_WHAT NEEDS TO BE DONE:_
Give the data again exactly as it appears.

Element data from apps and pages:
>>>>

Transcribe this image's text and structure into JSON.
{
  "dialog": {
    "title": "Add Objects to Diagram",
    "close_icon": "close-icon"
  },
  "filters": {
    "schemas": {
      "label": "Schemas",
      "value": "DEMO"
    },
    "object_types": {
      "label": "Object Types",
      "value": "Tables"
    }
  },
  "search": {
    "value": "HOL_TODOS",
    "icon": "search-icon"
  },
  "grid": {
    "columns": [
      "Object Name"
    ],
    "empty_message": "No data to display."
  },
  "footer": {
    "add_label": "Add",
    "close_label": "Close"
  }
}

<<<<

_EXERCISE RESPONSE:_
Transcribe this image's text and structure into JSON.
{
  "dialog": {
    "title": "Add Objects to Diagram",
    "close_icon": "close-icon"
  },
  "filters": {
    "schemas": {
      "label": "Schemas",
      "value": "DEMO"
    },
    "object_types": {
      "label": "Object Types",
      "value": "Tables"
    }
  },
  "search": {
    "value": "HOL_TODOS",
    "icon": "search-icon"
  },
  "grid": {
    "columns": [
      "Object Name"
    ],
    "empty_message": "No data to display."
  },
  "footer": {
    "add_label": "Add",
    "close_label": "Close"
  }
}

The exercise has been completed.